The economies of Haywood and Buncombe counties are and have been intricately linked for some time now, but a forthcoming agreement between them will soon formalize an economic development partnership designed to move both counties forward in a more efficient, more effective manner.
A highly anticipated public hearing that drew double the usual crowd to a Canton Town Board meeting wasn’t as contentious as it could have been, but the fight over a proposed Brunch Bill ordinance isn’t finished yet.
A planned vote on whether to approve Sunday morning alcohol sales was delayed Oct. 16 when the Jackson County Commissioners decided they should hold a formal public hearing before deciding the issue.
Before Karen Walston began running her first extermination route 16 years ago, she had no plans to become The Bug Lady of WNC. At the time, she was doing a part-time office job for a bigger pest control company, but when she asked for more hours she got more than she bargained for.

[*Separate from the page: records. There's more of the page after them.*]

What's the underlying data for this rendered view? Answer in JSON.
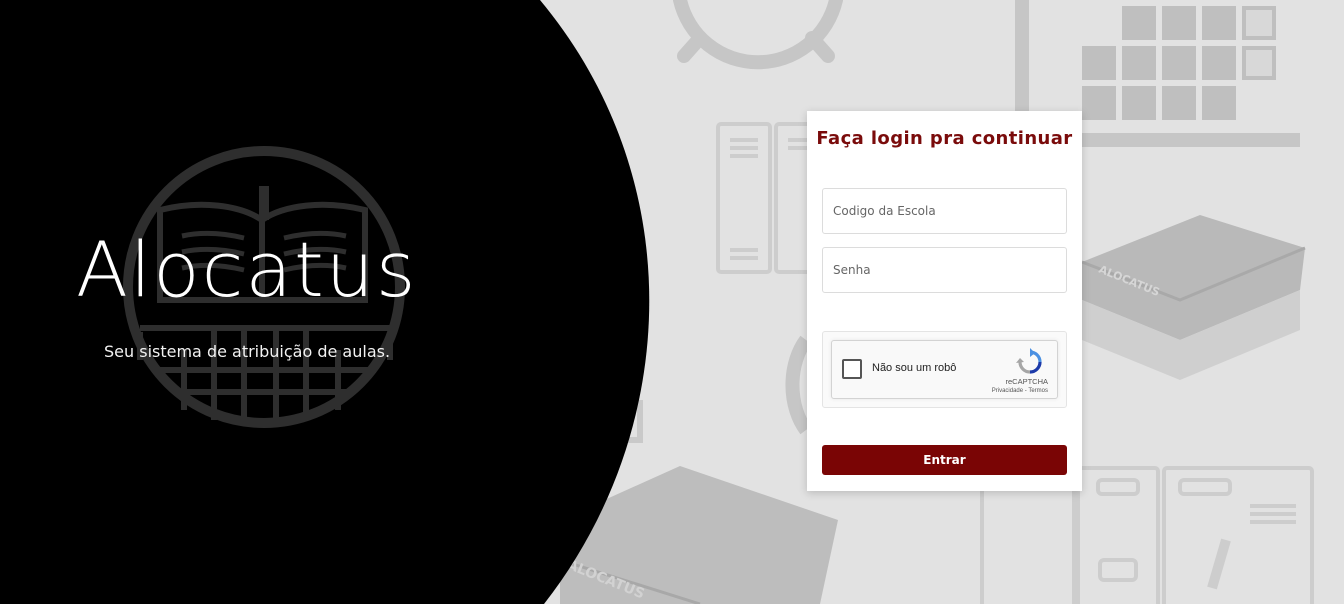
{
  "hero": {
    "brand": "Alocatus",
    "tagline": "Seu sistema de atribuição de aulas."
  },
  "login": {
    "title": "Faça login pra continuar",
    "school_code_placeholder": "Codigo da Escola",
    "password_placeholder": "Senha",
    "submit_label": "Entrar"
  },
  "recaptcha": {
    "checkbox_label": "Não sou um robô",
    "brand": "reCAPTCHA",
    "privacy_link": "Privacidade",
    "separator": " - ",
    "terms_link": "Termos"
  },
  "decor": {
    "book_spine_text": "ALOCATUS"
  },
  "colors": {
    "accent": "#7a0505",
    "title": "#7a0b0b",
    "hero_bg": "#000000",
    "page_bg": "#e2e2e2"
  },
  "icons": {
    "logo": "open-book-grid-emblem",
    "captcha": "recaptcha-arrows-icon"
  }
}
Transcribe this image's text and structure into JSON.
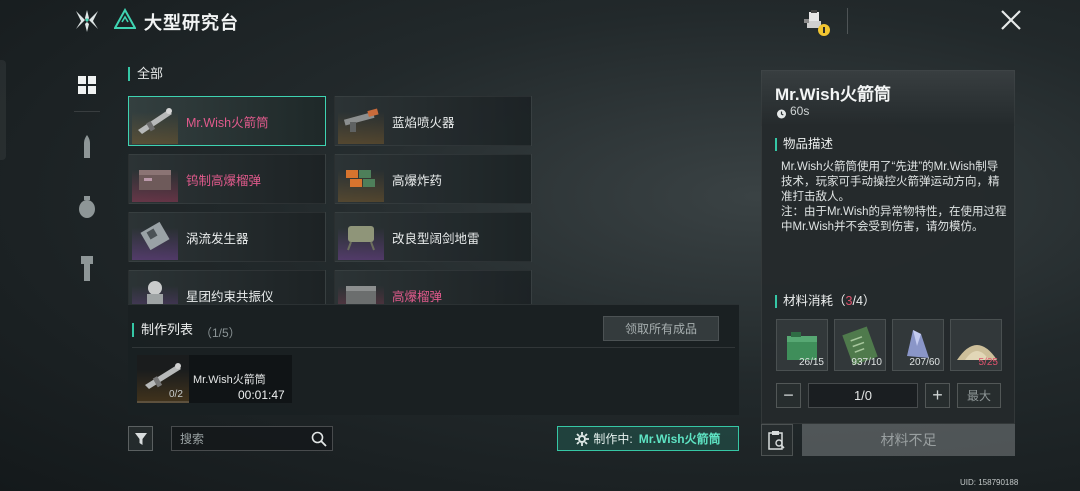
{
  "header": {
    "title": "大型研究台"
  },
  "grid": {
    "section_label": "全部",
    "items": [
      {
        "name": "Mr.Wish火箭筒",
        "color": "pink",
        "bg": "orange",
        "icon": "rocket-launcher-icon",
        "selected": true
      },
      {
        "name": "蓝焰喷火器",
        "color": "white",
        "bg": "orange",
        "icon": "flamethrower-icon",
        "selected": false
      },
      {
        "name": "钨制高爆榴弹",
        "color": "pink",
        "bg": "pink",
        "icon": "grenade-box-icon",
        "selected": false
      },
      {
        "name": "高爆炸药",
        "color": "white",
        "bg": "orange",
        "icon": "explosive-icon",
        "selected": false
      },
      {
        "name": "涡流发生器",
        "color": "white",
        "bg": "purple",
        "icon": "vortex-generator-icon",
        "selected": false
      },
      {
        "name": "改良型阔剑地雷",
        "color": "white",
        "bg": "purple",
        "icon": "claymore-mine-icon",
        "selected": false
      },
      {
        "name": "星团约束共振仪",
        "color": "white",
        "bg": "purple",
        "icon": "resonator-icon",
        "selected": false
      },
      {
        "name": "高爆榴弹",
        "color": "pink",
        "bg": "pink",
        "icon": "grenade-case-icon",
        "selected": false
      }
    ]
  },
  "craft_list": {
    "title": "制作列表",
    "count": "（1/5）",
    "collect_label": "领取所有成品",
    "queue": [
      {
        "name": "Mr.Wish火箭筒",
        "progress": "0/2",
        "progress_fraction": 0.0,
        "time": "00:01:47"
      }
    ]
  },
  "bottom": {
    "search_placeholder": "搜索",
    "status_label": "制作中:",
    "status_value": "Mr.Wish火箭筒"
  },
  "detail": {
    "title": "Mr.Wish火箭筒",
    "time": "60s",
    "desc_label": "物品描述",
    "description": "Mr.Wish火箭筒使用了“先进”的Mr.Wish制导技术，玩家可手动操控火箭弹运动方向，精准打击敌人。\n注：由于Mr.Wish的异常物特性，在使用过程中Mr.Wish并不会受到伤害，请勿模仿。",
    "materials_label": "材料消耗",
    "materials_count_open": "（",
    "materials_have": "3",
    "materials_count_close": "/4）",
    "materials": [
      {
        "qty": "26/15",
        "ok": true,
        "icon": "green-case-icon"
      },
      {
        "qty": "937/10",
        "ok": true,
        "icon": "circuit-board-icon"
      },
      {
        "qty": "207/60",
        "ok": true,
        "icon": "crystal-icon"
      },
      {
        "qty": "5/25",
        "ok": false,
        "icon": "sand-pile-icon"
      }
    ],
    "minus": "−",
    "plus": "+",
    "quantity": "1/0",
    "max_label": "最大",
    "craft_button": "材料不足"
  },
  "uid": "UID: 158790188",
  "colors": {
    "accent": "#35c7a6",
    "rare": "#e05a8c",
    "insufficient": "#e0536e"
  }
}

When you’ve done something for as long as Mitzi Cope has, you tend to learn a thing or two — not just about business, but about life.
The book business is rebounding thanks to people like Suzanne Harouff who’ve never given up on it.
Too often patients visit Dr. Linda Sparks as a last resort.
Only after years of not being able to find any answers or relief through traditional medicine, do they turn to an alternative like naturopathic medicine. Sparks has personally seen patients completely heal themselves with naturopathic medicine, which is why she decided to change her entire career to help others see those same health benefits.
Its no surprise that The Smoky Mountain News’ annual Women in Business issue highlights women who are in business, but this year, we decided to focus on something a bit more meta: the daughter of a woman in business who is a woman in the business of getting women into business.
It’s 3 p.m. on a weekday, a time when any restaurant would be well within its rights to be all but empty. But business at Granny’s Kitchen in Cherokee is humming along steadily, the main parking lot about half full and the hostess busily engaged with fielding phone calls, ringing up customers on their way out and welcoming customers on their way in.
Waynesville’s popular Main Street shopping district has seen some changes over the years, and as time goes by, everyone from retailers to restaurateurs have moved in, moved out and moved about the strip.